Financial Services and Consumers
The importance of financial services in the development of any economy cannot be overemphasized as it promotes entrepreneurship, generates employment, fosters innovation, reduces poverty levels and enhances social equality.
Therefore, SBP, as part of its financial sector development strategy is actively promoting financial inclusion. Financial Inclusion refers to the process of promoting affordable, timely and adequate access to a wide range of regulated financial products and services and broadening their use by all segments of society through the implementation of tailored and innovative approaches including financial awareness and education with a view to promote financial wellbeing as well as economic and social inclusion.
To add further emphasis and urgency to the issue of financial inclusion, I would like to share that financial sector in Pakistan remains restricted in its outreach as the majority of population remains either excluded or informally served. This limited access is reflected in the total number of bank accounts, presently around 32 million, and the total number of borrowers, which is only 5.7 million. This high level of financial exclusion is largely attributed to two major factors. Firstly, on the supply side, there is lack of appropriate product offering by financial service providers primarily influenced by their typical hesitance towards the informal and low income segments of the population and lack of geographic presence.

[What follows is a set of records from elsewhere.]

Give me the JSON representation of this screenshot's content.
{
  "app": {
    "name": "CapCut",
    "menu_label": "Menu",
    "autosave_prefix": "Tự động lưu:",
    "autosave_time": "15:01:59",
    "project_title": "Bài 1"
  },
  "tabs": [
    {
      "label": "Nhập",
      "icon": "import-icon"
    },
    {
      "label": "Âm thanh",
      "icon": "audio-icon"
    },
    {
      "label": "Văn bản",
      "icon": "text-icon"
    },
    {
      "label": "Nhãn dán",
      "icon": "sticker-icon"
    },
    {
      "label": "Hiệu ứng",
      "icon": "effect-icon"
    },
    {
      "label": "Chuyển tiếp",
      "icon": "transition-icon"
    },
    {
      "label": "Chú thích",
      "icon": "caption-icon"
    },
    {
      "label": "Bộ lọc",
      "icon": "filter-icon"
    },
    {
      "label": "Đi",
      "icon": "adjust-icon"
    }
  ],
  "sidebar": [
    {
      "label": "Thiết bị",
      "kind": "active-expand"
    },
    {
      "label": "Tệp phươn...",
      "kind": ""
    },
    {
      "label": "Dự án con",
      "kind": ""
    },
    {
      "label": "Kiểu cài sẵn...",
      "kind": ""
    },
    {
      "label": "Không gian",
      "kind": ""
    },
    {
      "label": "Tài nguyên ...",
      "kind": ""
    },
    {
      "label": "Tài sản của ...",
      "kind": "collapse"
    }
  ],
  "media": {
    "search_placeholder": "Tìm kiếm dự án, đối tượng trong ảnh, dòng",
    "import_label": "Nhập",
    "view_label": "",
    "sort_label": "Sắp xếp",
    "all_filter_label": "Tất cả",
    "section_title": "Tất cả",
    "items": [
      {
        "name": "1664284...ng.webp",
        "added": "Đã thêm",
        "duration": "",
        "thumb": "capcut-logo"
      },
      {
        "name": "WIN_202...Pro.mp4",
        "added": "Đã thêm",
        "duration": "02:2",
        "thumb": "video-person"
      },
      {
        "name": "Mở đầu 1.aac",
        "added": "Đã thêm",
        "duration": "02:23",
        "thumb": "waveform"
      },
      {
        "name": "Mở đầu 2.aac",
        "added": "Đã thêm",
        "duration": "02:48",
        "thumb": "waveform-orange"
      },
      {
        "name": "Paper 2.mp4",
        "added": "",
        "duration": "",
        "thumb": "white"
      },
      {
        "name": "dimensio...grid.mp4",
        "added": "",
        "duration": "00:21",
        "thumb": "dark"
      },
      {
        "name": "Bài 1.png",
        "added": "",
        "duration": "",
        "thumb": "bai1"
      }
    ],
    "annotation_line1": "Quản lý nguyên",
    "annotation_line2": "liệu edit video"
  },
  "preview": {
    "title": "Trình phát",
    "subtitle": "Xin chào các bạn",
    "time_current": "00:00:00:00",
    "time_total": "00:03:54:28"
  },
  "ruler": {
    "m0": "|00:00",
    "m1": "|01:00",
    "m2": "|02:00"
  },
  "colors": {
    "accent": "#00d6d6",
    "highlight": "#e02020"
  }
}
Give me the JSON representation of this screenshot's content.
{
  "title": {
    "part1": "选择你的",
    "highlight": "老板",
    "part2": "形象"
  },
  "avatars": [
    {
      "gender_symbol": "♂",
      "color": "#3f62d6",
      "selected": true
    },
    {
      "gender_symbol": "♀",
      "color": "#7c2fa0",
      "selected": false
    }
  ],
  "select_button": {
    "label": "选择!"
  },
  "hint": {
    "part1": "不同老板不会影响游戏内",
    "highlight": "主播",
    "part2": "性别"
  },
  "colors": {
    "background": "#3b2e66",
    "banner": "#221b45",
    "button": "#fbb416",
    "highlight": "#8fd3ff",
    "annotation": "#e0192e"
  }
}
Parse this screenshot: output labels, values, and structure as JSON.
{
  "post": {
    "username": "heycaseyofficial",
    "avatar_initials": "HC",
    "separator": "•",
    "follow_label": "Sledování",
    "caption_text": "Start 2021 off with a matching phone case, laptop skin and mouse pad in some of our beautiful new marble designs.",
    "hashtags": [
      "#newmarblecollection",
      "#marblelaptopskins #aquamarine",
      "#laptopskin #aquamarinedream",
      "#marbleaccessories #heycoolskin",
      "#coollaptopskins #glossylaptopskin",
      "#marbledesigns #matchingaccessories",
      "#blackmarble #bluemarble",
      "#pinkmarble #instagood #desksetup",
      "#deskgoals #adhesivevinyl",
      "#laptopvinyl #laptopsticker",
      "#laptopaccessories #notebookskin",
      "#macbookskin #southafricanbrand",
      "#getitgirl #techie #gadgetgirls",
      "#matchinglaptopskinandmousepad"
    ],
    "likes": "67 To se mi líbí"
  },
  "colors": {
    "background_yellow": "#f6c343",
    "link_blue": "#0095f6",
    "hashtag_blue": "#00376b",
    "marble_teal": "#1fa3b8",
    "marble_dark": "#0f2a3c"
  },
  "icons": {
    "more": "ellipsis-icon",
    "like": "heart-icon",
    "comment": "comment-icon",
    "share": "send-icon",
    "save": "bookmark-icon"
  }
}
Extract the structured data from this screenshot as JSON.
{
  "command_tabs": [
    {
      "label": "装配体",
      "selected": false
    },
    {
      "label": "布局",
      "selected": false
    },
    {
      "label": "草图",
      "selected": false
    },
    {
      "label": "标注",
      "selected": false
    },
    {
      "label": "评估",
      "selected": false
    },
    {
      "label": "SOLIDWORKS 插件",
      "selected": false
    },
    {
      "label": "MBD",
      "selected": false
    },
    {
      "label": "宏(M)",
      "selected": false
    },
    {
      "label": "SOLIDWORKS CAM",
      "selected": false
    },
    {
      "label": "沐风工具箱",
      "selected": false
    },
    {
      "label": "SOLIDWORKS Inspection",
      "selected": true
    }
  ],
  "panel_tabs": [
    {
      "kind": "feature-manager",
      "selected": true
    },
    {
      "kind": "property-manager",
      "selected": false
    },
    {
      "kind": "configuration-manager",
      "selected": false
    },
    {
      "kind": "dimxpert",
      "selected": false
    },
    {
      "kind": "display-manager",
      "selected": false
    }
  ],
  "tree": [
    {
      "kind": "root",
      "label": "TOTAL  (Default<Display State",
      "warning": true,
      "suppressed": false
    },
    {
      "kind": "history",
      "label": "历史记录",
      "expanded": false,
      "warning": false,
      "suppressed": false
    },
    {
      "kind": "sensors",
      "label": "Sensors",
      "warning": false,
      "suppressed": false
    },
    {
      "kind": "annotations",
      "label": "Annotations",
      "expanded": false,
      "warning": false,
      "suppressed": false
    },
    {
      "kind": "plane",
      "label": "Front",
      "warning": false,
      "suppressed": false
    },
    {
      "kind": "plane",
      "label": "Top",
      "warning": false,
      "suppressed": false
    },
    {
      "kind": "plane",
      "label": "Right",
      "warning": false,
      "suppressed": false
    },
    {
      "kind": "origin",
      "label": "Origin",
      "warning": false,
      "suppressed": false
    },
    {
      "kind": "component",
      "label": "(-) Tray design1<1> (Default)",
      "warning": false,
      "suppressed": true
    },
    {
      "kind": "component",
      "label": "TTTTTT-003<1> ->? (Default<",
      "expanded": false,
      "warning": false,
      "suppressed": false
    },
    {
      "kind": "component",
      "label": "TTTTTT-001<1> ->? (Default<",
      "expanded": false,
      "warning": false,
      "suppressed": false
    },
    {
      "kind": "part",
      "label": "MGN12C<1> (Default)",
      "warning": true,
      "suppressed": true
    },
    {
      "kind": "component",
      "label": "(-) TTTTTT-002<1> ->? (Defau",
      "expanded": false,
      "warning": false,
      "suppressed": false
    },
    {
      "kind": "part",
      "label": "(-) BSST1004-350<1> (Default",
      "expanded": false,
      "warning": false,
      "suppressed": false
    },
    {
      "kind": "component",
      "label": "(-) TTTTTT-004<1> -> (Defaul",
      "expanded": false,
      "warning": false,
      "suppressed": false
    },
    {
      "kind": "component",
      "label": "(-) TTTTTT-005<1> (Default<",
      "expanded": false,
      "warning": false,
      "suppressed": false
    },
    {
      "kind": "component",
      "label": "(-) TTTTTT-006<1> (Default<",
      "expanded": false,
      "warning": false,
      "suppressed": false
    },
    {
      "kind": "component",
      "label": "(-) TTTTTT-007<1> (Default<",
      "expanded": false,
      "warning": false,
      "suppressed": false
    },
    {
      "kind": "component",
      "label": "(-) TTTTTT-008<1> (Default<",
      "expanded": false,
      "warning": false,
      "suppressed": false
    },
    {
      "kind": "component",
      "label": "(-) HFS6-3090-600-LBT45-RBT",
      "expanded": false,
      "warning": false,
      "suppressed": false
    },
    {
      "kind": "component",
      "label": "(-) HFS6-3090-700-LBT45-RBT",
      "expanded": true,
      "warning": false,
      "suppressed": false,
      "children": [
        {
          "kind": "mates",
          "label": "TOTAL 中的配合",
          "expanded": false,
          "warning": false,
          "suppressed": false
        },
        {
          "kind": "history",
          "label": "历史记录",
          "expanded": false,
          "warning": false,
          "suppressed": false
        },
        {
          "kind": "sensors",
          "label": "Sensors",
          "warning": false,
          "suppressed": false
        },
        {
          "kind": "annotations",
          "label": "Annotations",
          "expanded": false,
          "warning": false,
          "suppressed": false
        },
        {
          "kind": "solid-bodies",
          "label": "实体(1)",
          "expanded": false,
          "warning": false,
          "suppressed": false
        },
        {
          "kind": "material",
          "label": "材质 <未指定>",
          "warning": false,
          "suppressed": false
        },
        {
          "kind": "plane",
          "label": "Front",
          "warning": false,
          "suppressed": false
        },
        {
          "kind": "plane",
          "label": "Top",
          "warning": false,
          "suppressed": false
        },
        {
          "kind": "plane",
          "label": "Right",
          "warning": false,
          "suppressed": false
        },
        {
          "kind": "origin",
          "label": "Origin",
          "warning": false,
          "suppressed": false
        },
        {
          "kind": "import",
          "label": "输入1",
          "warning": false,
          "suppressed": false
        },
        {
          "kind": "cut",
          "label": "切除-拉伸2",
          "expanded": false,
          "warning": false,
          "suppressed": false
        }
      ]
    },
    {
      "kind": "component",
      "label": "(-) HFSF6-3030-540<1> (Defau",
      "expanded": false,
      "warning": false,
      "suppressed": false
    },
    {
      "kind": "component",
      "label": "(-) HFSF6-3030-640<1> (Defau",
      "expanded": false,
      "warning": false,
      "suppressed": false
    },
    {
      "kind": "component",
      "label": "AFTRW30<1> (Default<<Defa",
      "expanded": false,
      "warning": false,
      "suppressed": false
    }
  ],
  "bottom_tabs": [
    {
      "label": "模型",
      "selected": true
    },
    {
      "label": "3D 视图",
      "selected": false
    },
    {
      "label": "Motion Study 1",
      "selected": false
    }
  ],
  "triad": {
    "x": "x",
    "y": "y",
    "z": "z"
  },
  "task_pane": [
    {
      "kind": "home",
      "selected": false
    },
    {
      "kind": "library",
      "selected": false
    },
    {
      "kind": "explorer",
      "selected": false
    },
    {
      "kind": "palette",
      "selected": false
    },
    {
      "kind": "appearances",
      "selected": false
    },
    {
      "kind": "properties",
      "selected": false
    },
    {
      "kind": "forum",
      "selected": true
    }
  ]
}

Secondly, on the demand side, there is lack of public awareness about availability of financial services and products.
SBP is cognizant of high financial exclusion in the country and is fully committed to tackling the associated challenges in a sustainable manner. State Bank of Pakistan is pursuing a multi-pronged financial inclusion strategy through the following:
1. SBP introduced Basic Banking Account (BBA), requiring commercial banks operating in Pakistan to offer BBA to facilitate and provide basic banking facilities to the low income people in Pakistan. A typical BBA can be opened with a minimum deposit of Rs1,000 carrying no fee, no limit of minimum balance and offering full ATM facility.
2. SBP has introduced the Annual Branch Licensing Policy which requires commercial banks with 100 branches or more to open at least 20% of their branches outside big cities and set up branches in Tehsil Headquarters where no branch of any bank exists.
3. SBP has developed a world class regulatory framework to enable commercial microfinance and branchless banking in Pakistan. These regulations enable alternative approaches and models for delivery of propoor and low-income financial services and products while ensuring institutional viability, broadening access, financial integrity, and proconsumer practices. 4. Pakistan is amongst the few countries that have a national microfinance strategy which not only identifies drivers and bottlenecks to growth but also provides an implementation plan drawn along side with industry stakeholders to monitor progress against the identified targets.
5. SBP has partnered with the UK Department for International Development (DFID) and other donors to launch programs to increase access to finance in the country. The DFID-funded Financial Inclusion Program (FIP) aims to address financial exclusion through a variety of interventions. FIP focuses on marketbased, sustainable financial services for low income people and small enterprises. In addition, FIP aims to enhance delivery of financial services through technology based branchless banking solutions, financial innovation, and remittances. FIP has provided support to a number of initiatives to enhance supply of and access to